Prompt: Quote the records beneath, complete and exact. Leave out images.

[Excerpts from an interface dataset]
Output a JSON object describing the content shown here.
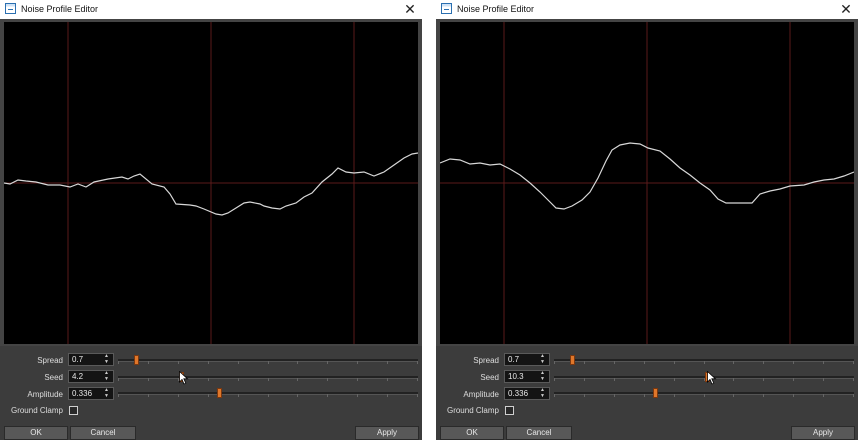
{
  "windows": [
    {
      "title": "Noise Profile Editor",
      "close_icon": "close-icon",
      "params": {
        "spread": {
          "label": "Spread",
          "value": "0.7",
          "slider": 0.06
        },
        "seed": {
          "label": "Seed",
          "value": "4.2",
          "slider": 0.21
        },
        "amplitude": {
          "label": "Amplitude",
          "value": "0.336",
          "slider": 0.335
        }
      },
      "ground_clamp": {
        "label": "Ground Clamp",
        "checked": false
      },
      "buttons": {
        "ok": "OK",
        "cancel": "Cancel",
        "apply": "Apply"
      },
      "graph_color": "#d8d8d8"
    },
    {
      "title": "Noise Profile Editor",
      "close_icon": "close-icon",
      "params": {
        "spread": {
          "label": "Spread",
          "value": "0.7",
          "slider": 0.06
        },
        "seed": {
          "label": "Seed",
          "value": "10.3",
          "slider": 0.51
        },
        "amplitude": {
          "label": "Amplitude",
          "value": "0.336",
          "slider": 0.335
        }
      },
      "ground_clamp": {
        "label": "Ground Clamp",
        "checked": false
      },
      "buttons": {
        "ok": "OK",
        "cancel": "Cancel",
        "apply": "Apply"
      },
      "graph_color": "#d8d8d8"
    }
  ],
  "colors": {
    "slider_thumb": "#e0772a",
    "grid_lines": "#5a1a1a",
    "graph_background": "#000000"
  }
}
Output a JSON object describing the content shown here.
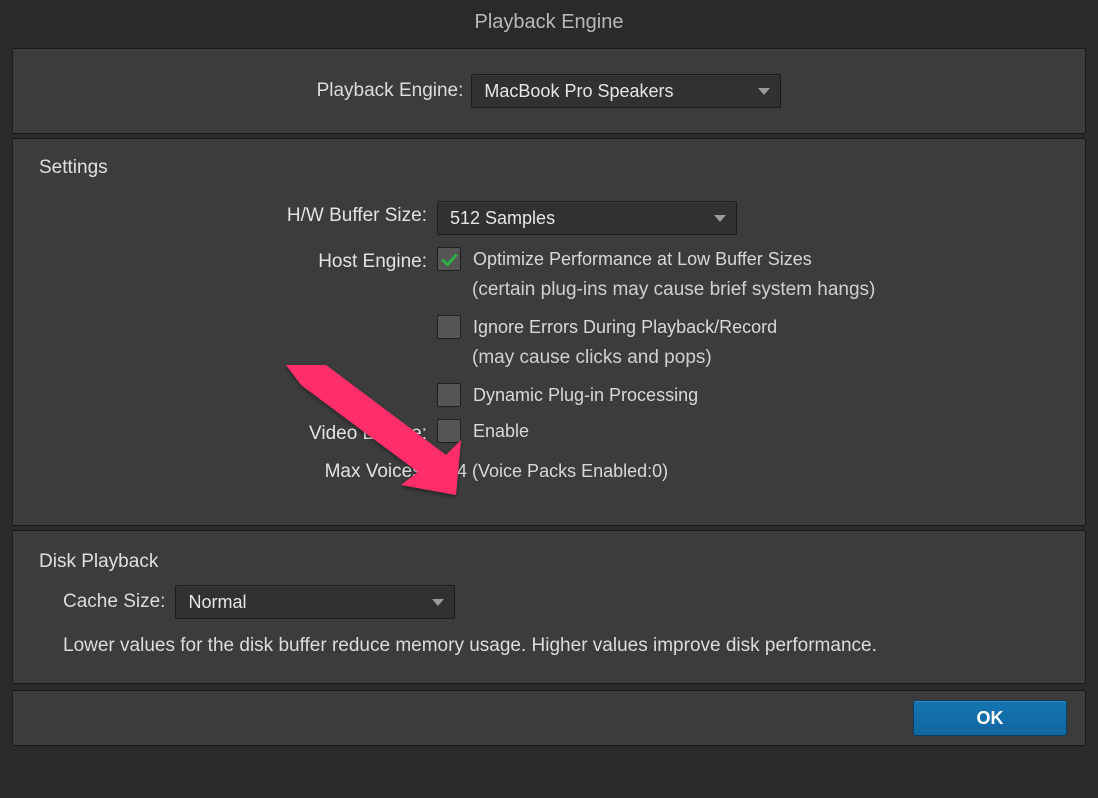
{
  "title": "Playback Engine",
  "playback": {
    "label": "Playback Engine:",
    "value": "MacBook Pro Speakers"
  },
  "settings": {
    "title": "Settings",
    "buffer": {
      "label": "H/W Buffer Size:",
      "value": "512 Samples"
    },
    "host": {
      "label": "Host Engine:",
      "opt_optimize": "Optimize Performance at Low Buffer Sizes",
      "opt_optimize_hint": "(certain plug-ins may cause brief system hangs)",
      "opt_ignore": "Ignore Errors During Playback/Record",
      "opt_ignore_hint": "(may cause clicks and pops)",
      "opt_dynamic": "Dynamic Plug-in Processing"
    },
    "video": {
      "label": "Video Engine:",
      "enable": "Enable"
    },
    "voices": {
      "label": "Max Voices:",
      "value": "384 (Voice Packs Enabled:0)"
    }
  },
  "disk": {
    "title": "Disk Playback",
    "cache_label": "Cache Size:",
    "cache_value": "Normal",
    "hint": "Lower values for the disk buffer reduce memory usage.  Higher values improve disk performance."
  },
  "buttons": {
    "ok": "OK"
  }
}
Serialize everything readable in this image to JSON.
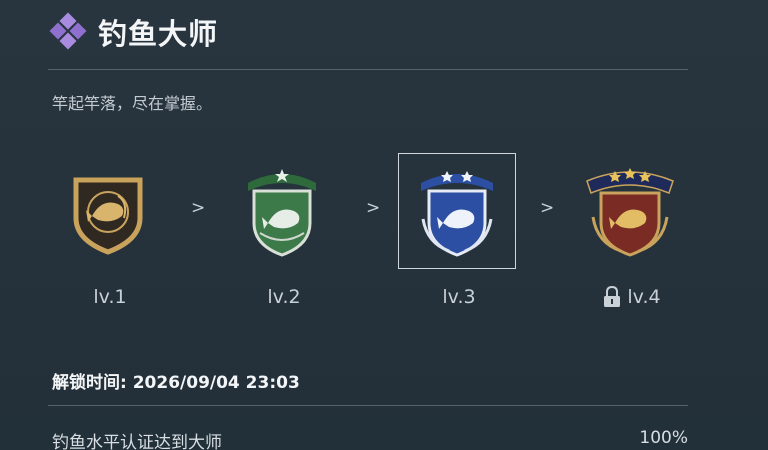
{
  "header": {
    "title": "钓鱼大师",
    "icon": "diamond-cluster-icon",
    "subtitle": "竿起竿落，尽在掌握。"
  },
  "levels": [
    {
      "label": "lv.1",
      "badge": "bronze-fish-badge-icon",
      "locked": false,
      "selected": false
    },
    {
      "label": "lv.2",
      "badge": "green-fish-badge-icon",
      "locked": false,
      "selected": false
    },
    {
      "label": "lv.3",
      "badge": "blue-fish-badge-icon",
      "locked": false,
      "selected": true
    },
    {
      "label": "lv.4",
      "badge": "red-gold-fish-badge-icon",
      "locked": true,
      "selected": false
    }
  ],
  "arrow_symbol": ">",
  "unlock": {
    "text": "解锁时间: 2026/09/04 23:03"
  },
  "task": {
    "label": "钓鱼水平认证达到大师",
    "value": "100%"
  },
  "colors": {
    "background": "#26323d",
    "accent_purple": "#a98be0",
    "bronze": "#c9a35c",
    "green": "#3d7a4a",
    "blue": "#2c4fa3",
    "red": "#7a2b23"
  }
}
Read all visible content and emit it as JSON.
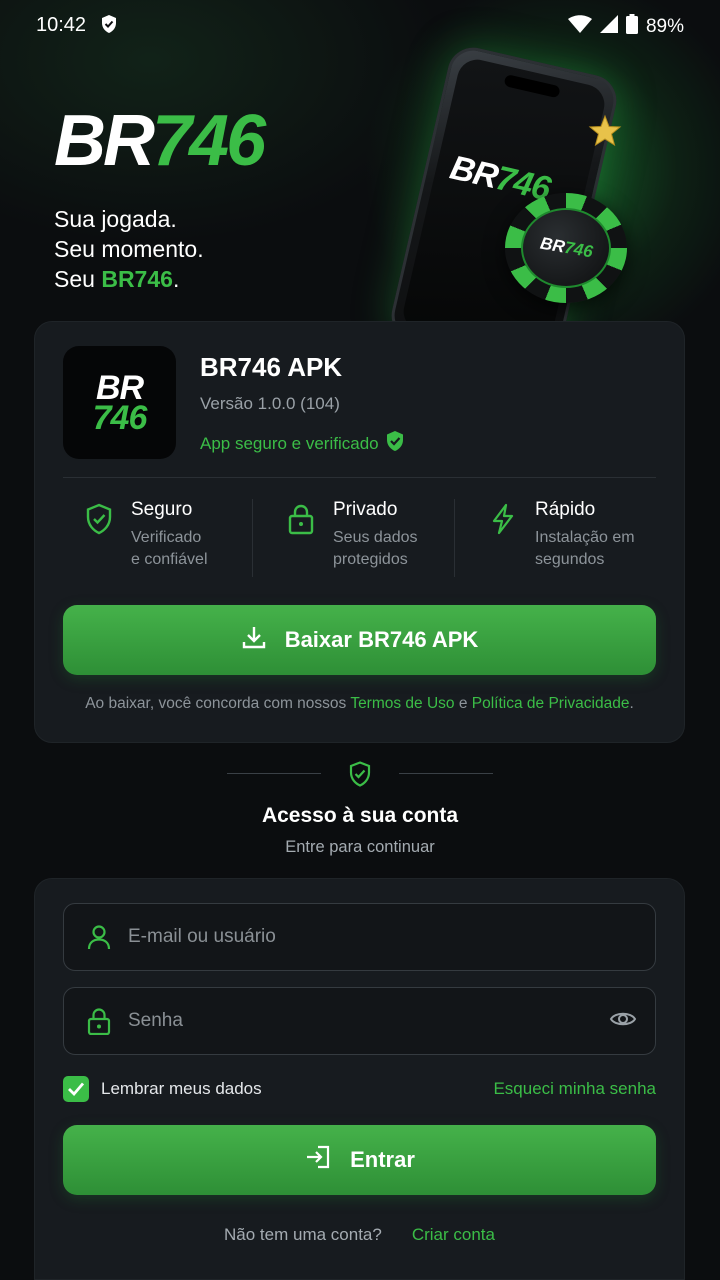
{
  "status_bar": {
    "time": "10:42",
    "battery": "89%"
  },
  "hero": {
    "logo_br": "BR",
    "logo_num": "746",
    "tagline_1": "Sua jogada.",
    "tagline_2": "Seu momento.",
    "tagline_3_prefix": "Seu ",
    "tagline_3_brand": "BR746",
    "tagline_3_suffix": ".",
    "phone_logo_br": "BR",
    "phone_logo_num": "746",
    "chip_logo_br": "BR",
    "chip_logo_num": "746"
  },
  "apk": {
    "icon_br": "BR",
    "icon_num": "746",
    "name": "BR746 APK",
    "version": "Versão 1.0.0 (104)",
    "verified": "App seguro e verificado",
    "features": [
      {
        "title": "Seguro",
        "desc": "Verificado\ne confiável",
        "icon": "shield-check-icon"
      },
      {
        "title": "Privado",
        "desc": "Seus dados\nprotegidos",
        "icon": "lock-icon"
      },
      {
        "title": "Rápido",
        "desc": "Instalação em\nsegundos",
        "icon": "lightning-icon"
      }
    ],
    "download_label": "Baixar BR746 APK",
    "legal_prefix": "Ao baixar, você concorda com nossos ",
    "legal_terms": "Termos de Uso",
    "legal_and": " e ",
    "legal_privacy": "Política de Privacidade",
    "legal_suffix": "."
  },
  "access": {
    "title": "Acesso à sua conta",
    "subtitle": "Entre para continuar"
  },
  "login": {
    "user_placeholder": "E-mail ou usuário",
    "password_placeholder": "Senha",
    "remember_label": "Lembrar meus dados",
    "remember_checked": true,
    "forgot_label": "Esqueci minha senha",
    "submit_label": "Entrar",
    "signup_prompt": "Não tem uma conta?",
    "signup_link": "Criar conta"
  },
  "colors": {
    "accent": "#3bbd47",
    "background": "#0b0d0f",
    "card": "#171b1f"
  }
}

Output for this task:
Output a JSON object describing the content shown here.
{
  "windows": [
    {
      "title": "Noise Profile Editor",
      "close_icon": "close-icon",
      "params": {
        "spread": {
          "label": "Spread",
          "value": "0.7",
          "slider": 0.06
        },
        "seed": {
          "label": "Seed",
          "value": "4.2",
          "slider": 0.21
        },
        "amplitude": {
          "label": "Amplitude",
          "value": "0.336",
          "slider": 0.335
        }
      },
      "ground_clamp": {
        "label": "Ground Clamp",
        "checked": false
      },
      "buttons": {
        "ok": "OK",
        "cancel": "Cancel",
        "apply": "Apply"
      },
      "graph_color": "#d8d8d8"
    },
    {
      "title": "Noise Profile Editor",
      "close_icon": "close-icon",
      "params": {
        "spread": {
          "label": "Spread",
          "value": "0.7",
          "slider": 0.06
        },
        "seed": {
          "label": "Seed",
          "value": "10.3",
          "slider": 0.51
        },
        "amplitude": {
          "label": "Amplitude",
          "value": "0.336",
          "slider": 0.335
        }
      },
      "ground_clamp": {
        "label": "Ground Clamp",
        "checked": false
      },
      "buttons": {
        "ok": "OK",
        "cancel": "Cancel",
        "apply": "Apply"
      },
      "graph_color": "#d8d8d8"
    }
  ],
  "colors": {
    "slider_thumb": "#e0772a",
    "grid_lines": "#5a1a1a",
    "graph_background": "#000000"
  }
}
Output a JSON object describing the content shown here.
{
  "title": "Playback Engine",
  "playback": {
    "label": "Playback Engine:",
    "value": "MacBook Pro Speakers"
  },
  "settings": {
    "title": "Settings",
    "buffer": {
      "label": "H/W Buffer Size:",
      "value": "512 Samples"
    },
    "host": {
      "label": "Host Engine:",
      "opt_optimize": "Optimize Performance at Low Buffer Sizes",
      "opt_optimize_hint": "(certain plug-ins may cause brief system hangs)",
      "opt_ignore": "Ignore Errors During Playback/Record",
      "opt_ignore_hint": "(may cause clicks and pops)",
      "opt_dynamic": "Dynamic Plug-in Processing"
    },
    "video": {
      "label": "Video Engine:",
      "enable": "Enable"
    },
    "voices": {
      "label": "Max Voices:",
      "value": "384 (Voice Packs Enabled:0)"
    }
  },
  "disk": {
    "title": "Disk Playback",
    "cache_label": "Cache Size:",
    "cache_value": "Normal",
    "hint": "Lower values for the disk buffer reduce memory usage.  Higher values improve disk performance."
  },
  "buttons": {
    "ok": "OK"
  }
}
Serialize everything readable in this image to JSON.
{
  "header": {
    "title": "钓鱼大师",
    "icon": "diamond-cluster-icon",
    "subtitle": "竿起竿落，尽在掌握。"
  },
  "levels": [
    {
      "label": "lv.1",
      "badge": "bronze-fish-badge-icon",
      "locked": false,
      "selected": false
    },
    {
      "label": "lv.2",
      "badge": "green-fish-badge-icon",
      "locked": false,
      "selected": false
    },
    {
      "label": "lv.3",
      "badge": "blue-fish-badge-icon",
      "locked": false,
      "selected": true
    },
    {
      "label": "lv.4",
      "badge": "red-gold-fish-badge-icon",
      "locked": true,
      "selected": false
    }
  ],
  "arrow_symbol": ">",
  "unlock": {
    "text": "解锁时间: 2026/09/04 23:03"
  },
  "task": {
    "label": "钓鱼水平认证达到大师",
    "value": "100%"
  },
  "colors": {
    "background": "#26323d",
    "accent_purple": "#a98be0",
    "bronze": "#c9a35c",
    "green": "#3d7a4a",
    "blue": "#2c4fa3",
    "red": "#7a2b23"
  }
}
Read all visible content and emit it as JSON.
{
  "status_bar": {
    "time": "10:42",
    "battery": "89%"
  },
  "hero": {
    "logo_br": "BR",
    "logo_num": "746",
    "tagline_1": "Sua jogada.",
    "tagline_2": "Seu momento.",
    "tagline_3_prefix": "Seu ",
    "tagline_3_brand": "BR746",
    "tagline_3_suffix": ".",
    "phone_logo_br": "BR",
    "phone_logo_num": "746",
    "chip_logo_br": "BR",
    "chip_logo_num": "746"
  },
  "apk": {
    "icon_br": "BR",
    "icon_num": "746",
    "name": "BR746 APK",
    "version": "Versão 1.0.0 (104)",
    "verified": "App seguro e verificado",
    "features": [
      {
        "title": "Seguro",
        "desc": "Verificado\ne confiável",
        "icon": "shield-check-icon"
      },
      {
        "title": "Privado",
        "desc": "Seus dados\nprotegidos",
        "icon": "lock-icon"
      },
      {
        "title": "Rápido",
        "desc": "Instalação em\nsegundos",
        "icon": "lightning-icon"
      }
    ],
    "download_label": "Baixar BR746 APK",
    "legal_prefix": "Ao baixar, você concorda com nossos ",
    "legal_terms": "Termos de Uso",
    "legal_and": " e ",
    "legal_privacy": "Política de Privacidade",
    "legal_suffix": "."
  },
  "access": {
    "title": "Acesso à sua conta",
    "subtitle": "Entre para continuar"
  },
  "login": {
    "user_placeholder": "E-mail ou usuário",
    "password_placeholder": "Senha",
    "remember_label": "Lembrar meus dados",
    "remember_checked": true,
    "forgot_label": "Esqueci minha senha",
    "submit_label": "Entrar",
    "signup_prompt": "Não tem uma conta?",
    "signup_link": "Criar conta"
  },
  "colors": {
    "accent": "#3bbd47",
    "background": "#0b0d0f",
    "card": "#171b1f"
  }
}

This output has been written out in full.